Working data Block Start
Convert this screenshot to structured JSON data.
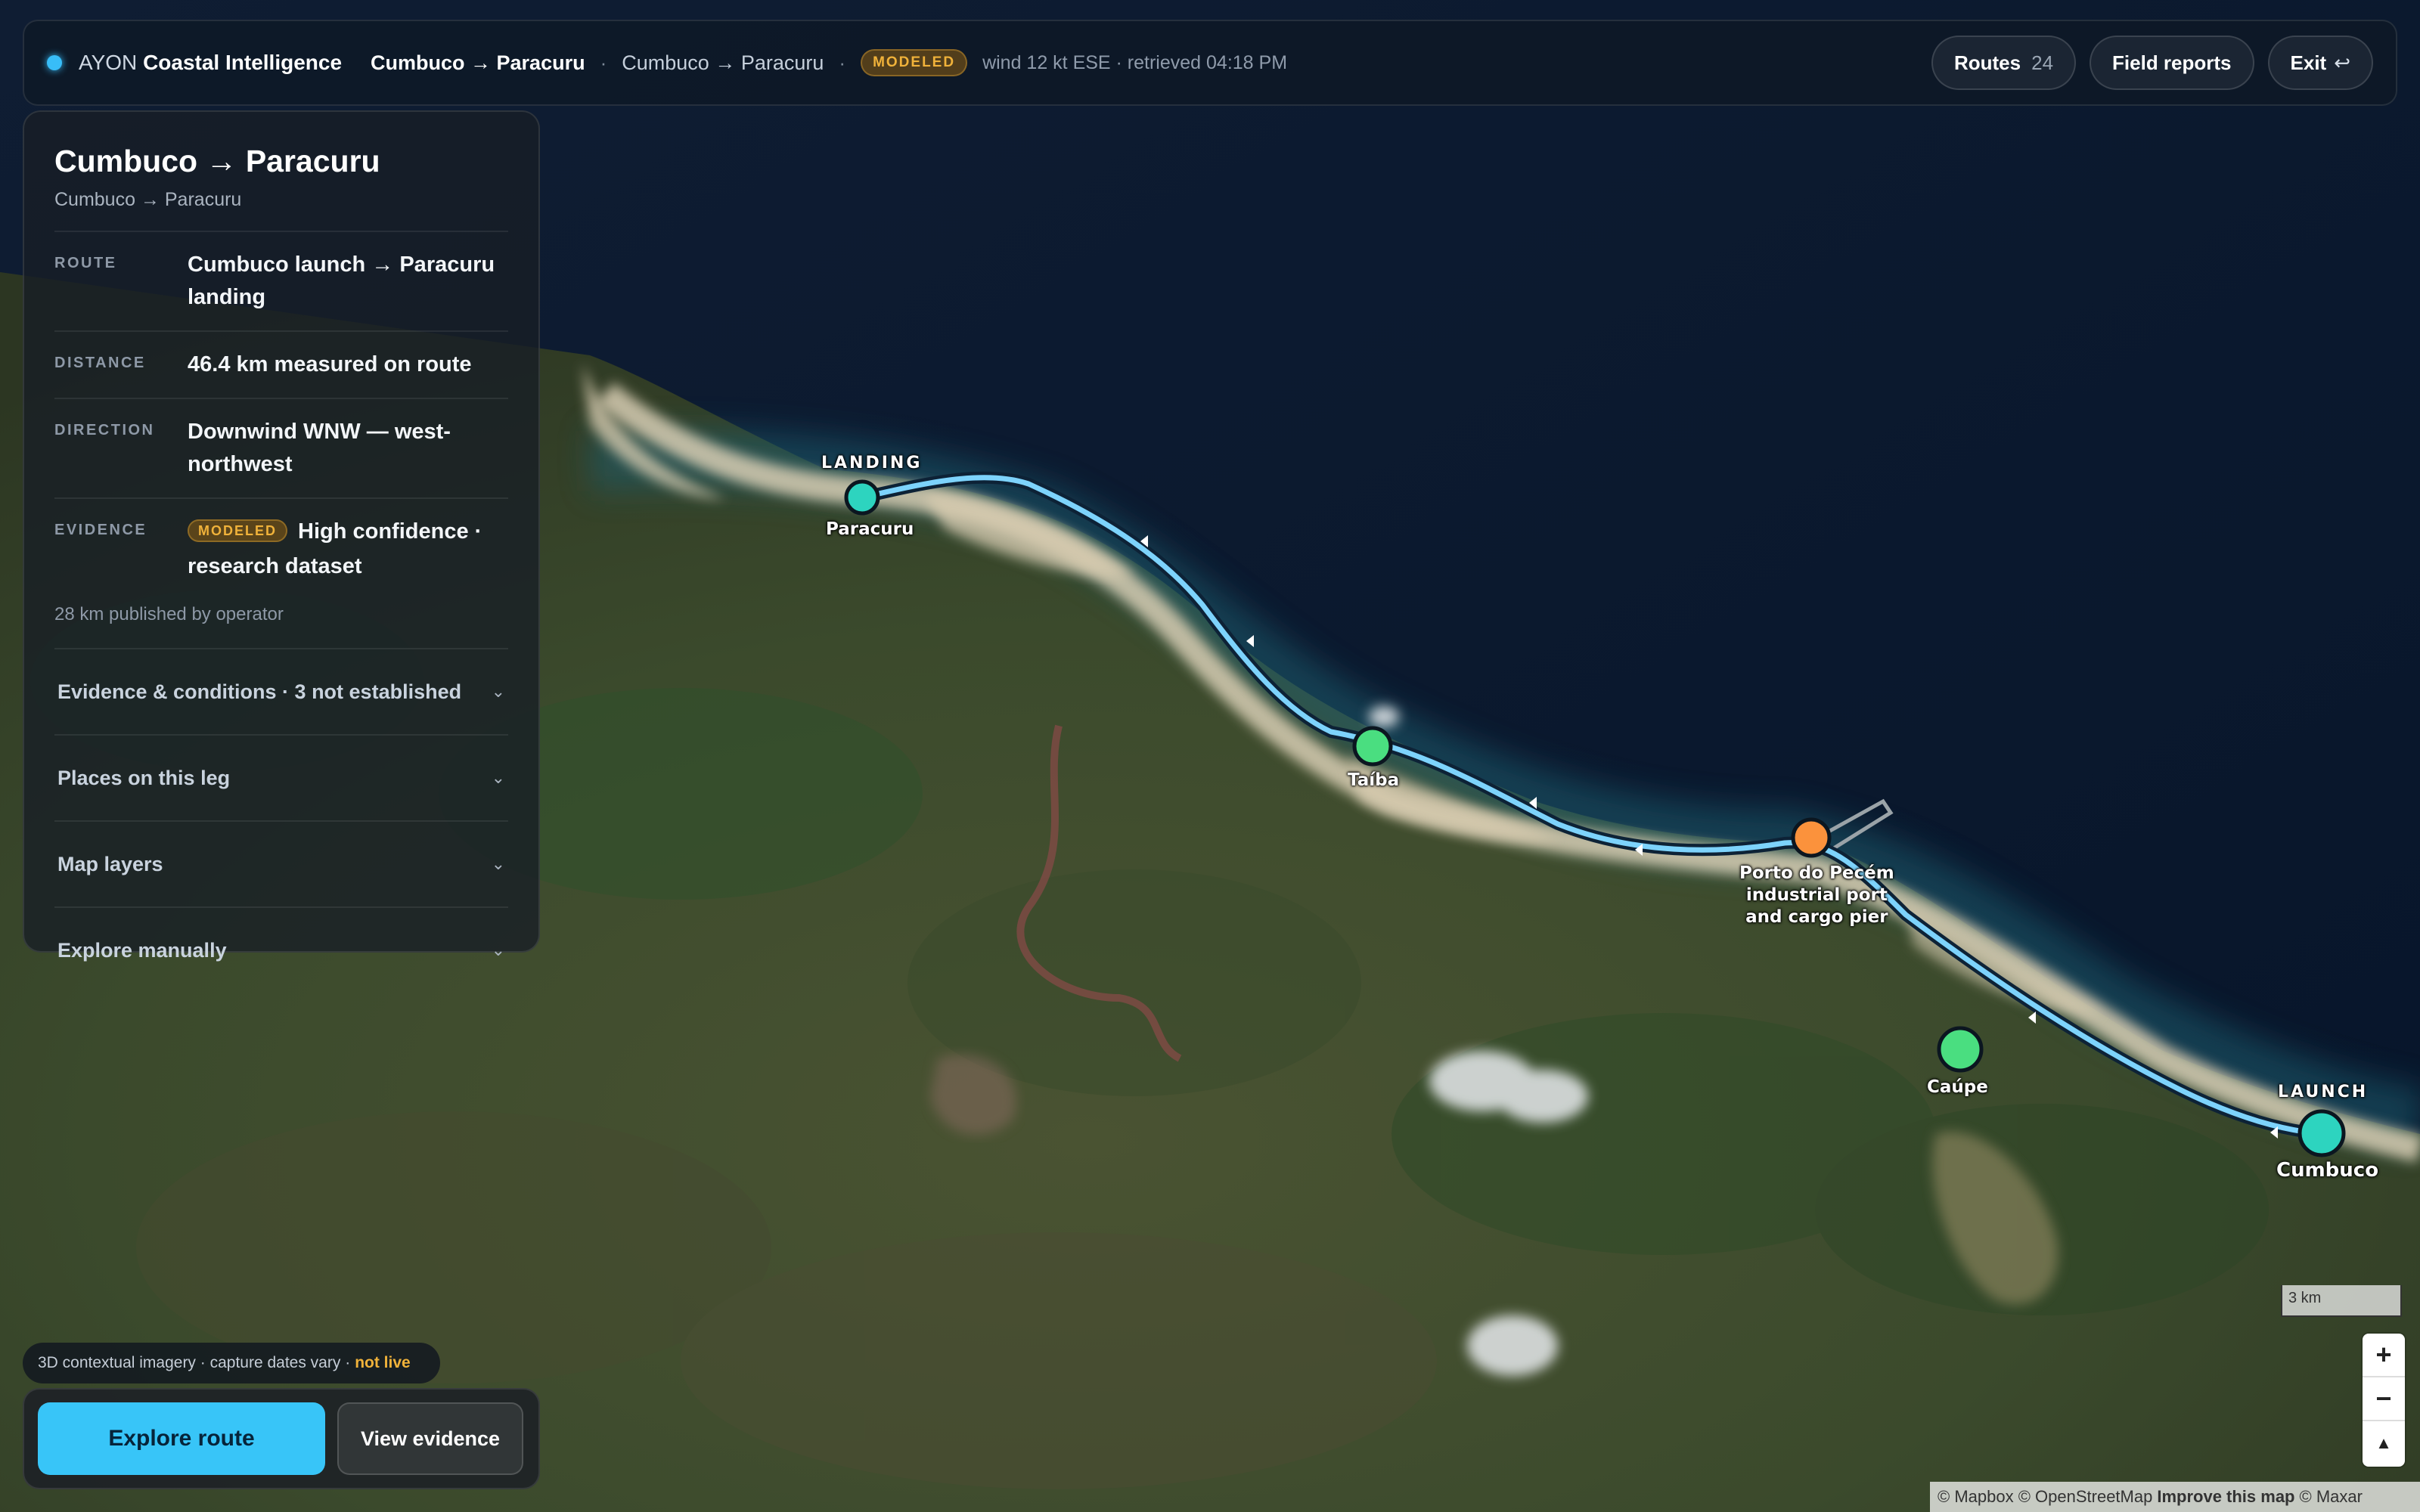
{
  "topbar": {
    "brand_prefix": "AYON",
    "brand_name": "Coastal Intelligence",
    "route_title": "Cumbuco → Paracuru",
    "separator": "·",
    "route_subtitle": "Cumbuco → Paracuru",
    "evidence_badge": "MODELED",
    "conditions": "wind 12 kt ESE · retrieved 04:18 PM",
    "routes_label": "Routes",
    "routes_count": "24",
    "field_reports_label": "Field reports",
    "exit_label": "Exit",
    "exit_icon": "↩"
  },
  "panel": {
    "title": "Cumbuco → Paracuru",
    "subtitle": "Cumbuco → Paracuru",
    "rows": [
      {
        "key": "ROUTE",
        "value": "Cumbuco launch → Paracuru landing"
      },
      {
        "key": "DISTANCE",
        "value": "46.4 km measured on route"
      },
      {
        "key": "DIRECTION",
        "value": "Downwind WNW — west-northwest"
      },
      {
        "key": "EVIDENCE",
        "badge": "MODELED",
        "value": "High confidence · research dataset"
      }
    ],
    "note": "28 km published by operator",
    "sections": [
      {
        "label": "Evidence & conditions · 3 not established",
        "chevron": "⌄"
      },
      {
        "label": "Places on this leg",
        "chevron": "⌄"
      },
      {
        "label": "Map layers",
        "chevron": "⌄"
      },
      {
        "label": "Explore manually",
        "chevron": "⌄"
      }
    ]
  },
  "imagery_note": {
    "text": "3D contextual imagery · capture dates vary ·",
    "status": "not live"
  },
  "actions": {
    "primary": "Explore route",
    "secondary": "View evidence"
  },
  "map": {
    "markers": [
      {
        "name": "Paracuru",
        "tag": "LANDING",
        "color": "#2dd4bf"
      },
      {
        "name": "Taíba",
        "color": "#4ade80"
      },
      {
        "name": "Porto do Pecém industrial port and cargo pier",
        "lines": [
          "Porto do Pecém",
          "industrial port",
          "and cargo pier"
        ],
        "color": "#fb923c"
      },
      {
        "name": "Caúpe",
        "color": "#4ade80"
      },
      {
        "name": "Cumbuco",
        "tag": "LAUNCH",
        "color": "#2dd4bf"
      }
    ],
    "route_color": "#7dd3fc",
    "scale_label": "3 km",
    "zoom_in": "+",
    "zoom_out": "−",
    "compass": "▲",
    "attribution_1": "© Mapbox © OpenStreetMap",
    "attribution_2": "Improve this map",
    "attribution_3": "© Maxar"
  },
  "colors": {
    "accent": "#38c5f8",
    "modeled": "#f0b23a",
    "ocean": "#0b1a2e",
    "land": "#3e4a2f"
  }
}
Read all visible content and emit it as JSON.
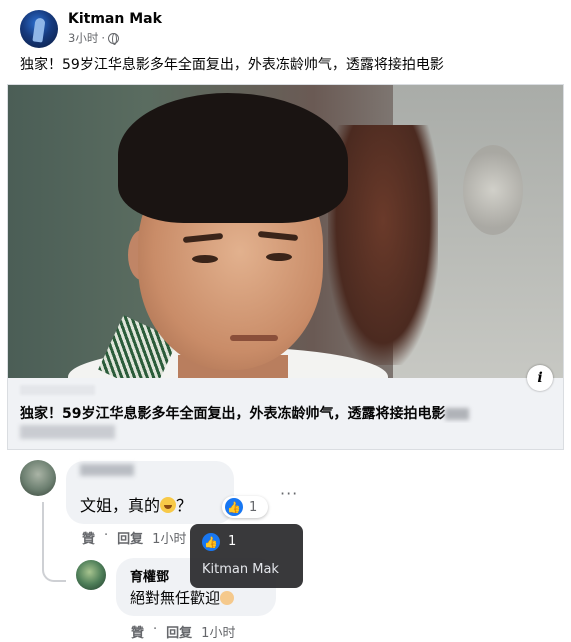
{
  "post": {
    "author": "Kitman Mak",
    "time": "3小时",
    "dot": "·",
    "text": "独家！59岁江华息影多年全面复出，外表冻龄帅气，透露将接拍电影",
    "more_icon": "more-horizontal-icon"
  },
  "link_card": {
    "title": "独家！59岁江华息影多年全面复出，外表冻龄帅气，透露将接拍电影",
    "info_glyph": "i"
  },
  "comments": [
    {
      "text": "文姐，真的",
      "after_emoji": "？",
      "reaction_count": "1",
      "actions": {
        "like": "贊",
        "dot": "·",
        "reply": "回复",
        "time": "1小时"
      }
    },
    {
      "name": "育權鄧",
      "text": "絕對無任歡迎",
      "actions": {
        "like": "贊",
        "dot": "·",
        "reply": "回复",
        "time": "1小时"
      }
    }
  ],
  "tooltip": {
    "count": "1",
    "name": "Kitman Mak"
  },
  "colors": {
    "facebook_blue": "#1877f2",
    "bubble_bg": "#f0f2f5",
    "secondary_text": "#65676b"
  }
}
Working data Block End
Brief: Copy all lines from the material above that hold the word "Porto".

Written response:
        "name": "Porto do Pecém industrial port and cargo pier",
          "Porto do Pecém",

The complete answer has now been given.